IFC Films                111 Minutes           NR            Reviewed August 21, 2017

This film is more than a travelogue. It’s the finale of “The Trip” trilogy with  magnificent cinematography showing the picturesque hills and coastal villages in Spain. And, as in The Trip and TheTrip to Italy, Steve Coogan and Rob Brydon are the entertaining hosts who take us from town to town on  a culinary adventure. Seeing the delicacies being prepared and watching these very funny travel buddies describe, taste and devour them, will make you drool.

The vistas are breathtaking, the winding roads along the coast lined with aqua and azure blue water, plus the quaint towns with their post card worthy hotels and restaurants. And then there’s the food. You get to see chefs preparing scrumptious local dishes like their grandmother made. And luscious cheeses Coogan and Brydon can’t get enough of. Don’t go to this movie hungry because you’ll be ravenous when it ends.

But the running commentary and non-stop banter of Coogan and Brydon is  often in such famous voices as Marlon Brando, Robert De Niro, David Bowie, Michael Caine, Mick Jagger, Woody Allen, Ian McClellan, Roger Moore and more. Coogan and Brydon spew celebrity impressions of the great actors sometimes doing battle trying to top each other. It’s not how it sounds that’s important as much as what they say that’s so clever. They’re both inspired to come up with some pretty witty improv even though it sometimes goes on just a touch too long.

Coogan has a dry sense of humor and frequently withdraws. He’s pining for a beautiful woman he claims to be in love with who is already taken and far away. It’s also a little sad how he tries to prove to others he’s a famous celebrity reminding anyone who will listen that he was nominated for an Academy Award, twice, for Writing and Producing Philomena a few years back. Many in Spain don’t seem to be impressed or know what he’s talking about and maybe that’s in the script. After all, self-deprecation can be funny.

Brydon talks incessantly. He’s always there with a wise crack and makes it clear he understands that he’s not the star of this show. More self deprecating humor. But the two together are like frick and frack. One minute you feel sorry for them, and then laugh out loud at their repartee and exhibition of their many talents.

But the star of this film is really Spain and the way it shows on the big screen. Director Michael Winterbottom who directed the first two of these films crafts multiple layers of the narrative to make the story a personal journey along with the food and the beauty of the country. Besides the scenic views and interior details of the hotels, restaurants and sites, you get to see both sides of their phone conversations, which give a better idea of how different their responsibilities and aspirations are.

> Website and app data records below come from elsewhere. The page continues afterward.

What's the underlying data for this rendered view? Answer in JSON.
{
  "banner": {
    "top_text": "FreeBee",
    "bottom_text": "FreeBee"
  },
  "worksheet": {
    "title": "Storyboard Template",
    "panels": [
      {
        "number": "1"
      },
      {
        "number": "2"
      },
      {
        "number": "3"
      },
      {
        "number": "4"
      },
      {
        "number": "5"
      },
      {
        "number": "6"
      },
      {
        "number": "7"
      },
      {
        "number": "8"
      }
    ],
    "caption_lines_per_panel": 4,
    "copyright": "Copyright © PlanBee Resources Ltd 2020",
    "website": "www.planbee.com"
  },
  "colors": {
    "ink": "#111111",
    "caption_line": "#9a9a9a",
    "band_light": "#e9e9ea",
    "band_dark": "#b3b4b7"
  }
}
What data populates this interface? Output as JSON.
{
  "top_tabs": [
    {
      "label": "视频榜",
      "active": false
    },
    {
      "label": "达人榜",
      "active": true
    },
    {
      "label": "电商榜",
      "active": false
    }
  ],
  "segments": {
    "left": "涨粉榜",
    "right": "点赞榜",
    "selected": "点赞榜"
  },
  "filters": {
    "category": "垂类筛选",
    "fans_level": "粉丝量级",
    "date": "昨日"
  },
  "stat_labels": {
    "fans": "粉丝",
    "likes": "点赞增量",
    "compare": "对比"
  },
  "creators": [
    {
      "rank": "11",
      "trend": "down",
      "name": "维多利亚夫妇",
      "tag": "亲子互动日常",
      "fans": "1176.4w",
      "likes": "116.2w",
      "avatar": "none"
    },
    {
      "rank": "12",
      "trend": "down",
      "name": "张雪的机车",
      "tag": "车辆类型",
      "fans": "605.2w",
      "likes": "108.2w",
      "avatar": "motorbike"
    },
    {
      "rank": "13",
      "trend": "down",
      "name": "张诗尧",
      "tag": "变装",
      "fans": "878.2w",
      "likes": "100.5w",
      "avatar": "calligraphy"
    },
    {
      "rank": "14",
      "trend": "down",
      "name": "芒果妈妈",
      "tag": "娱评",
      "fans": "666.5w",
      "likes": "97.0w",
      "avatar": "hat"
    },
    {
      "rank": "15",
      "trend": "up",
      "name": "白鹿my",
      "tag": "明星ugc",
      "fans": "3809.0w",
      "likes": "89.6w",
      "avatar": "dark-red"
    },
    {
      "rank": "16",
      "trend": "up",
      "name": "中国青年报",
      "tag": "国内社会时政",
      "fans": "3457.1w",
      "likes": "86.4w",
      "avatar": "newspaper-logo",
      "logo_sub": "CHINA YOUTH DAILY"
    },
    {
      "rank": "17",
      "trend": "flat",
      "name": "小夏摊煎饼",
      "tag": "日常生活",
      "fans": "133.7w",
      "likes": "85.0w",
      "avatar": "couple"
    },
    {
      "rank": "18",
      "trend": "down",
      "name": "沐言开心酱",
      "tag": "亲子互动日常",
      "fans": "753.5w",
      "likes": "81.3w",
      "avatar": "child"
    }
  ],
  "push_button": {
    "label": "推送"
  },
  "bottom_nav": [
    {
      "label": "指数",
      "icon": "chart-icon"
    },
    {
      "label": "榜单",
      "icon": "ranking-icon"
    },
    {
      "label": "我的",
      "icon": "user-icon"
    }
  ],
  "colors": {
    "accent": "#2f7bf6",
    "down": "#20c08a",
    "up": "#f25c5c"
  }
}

The unique relationship between Coogan and Bryson is central to the film. These are friends, but they make it look like they’re not particularly close. The impression game they play is not just for laughs, it's thinly veiled competition and when Coogan perceives he might be losing, he exerts his Alpha status to shut it down. Through all the laughs, and there are a lot, there's an underlying sadness and insecurity to Coogan’s character. It’s contrived but makes him more interesting.

We found taking this adventure with these talkative talents a fun little exercise. They say it ’s the finale, but there’s a big world out there and plenty of excellent cuisine to taste in different cultures. Maybe they’ll get restless and hit the road again.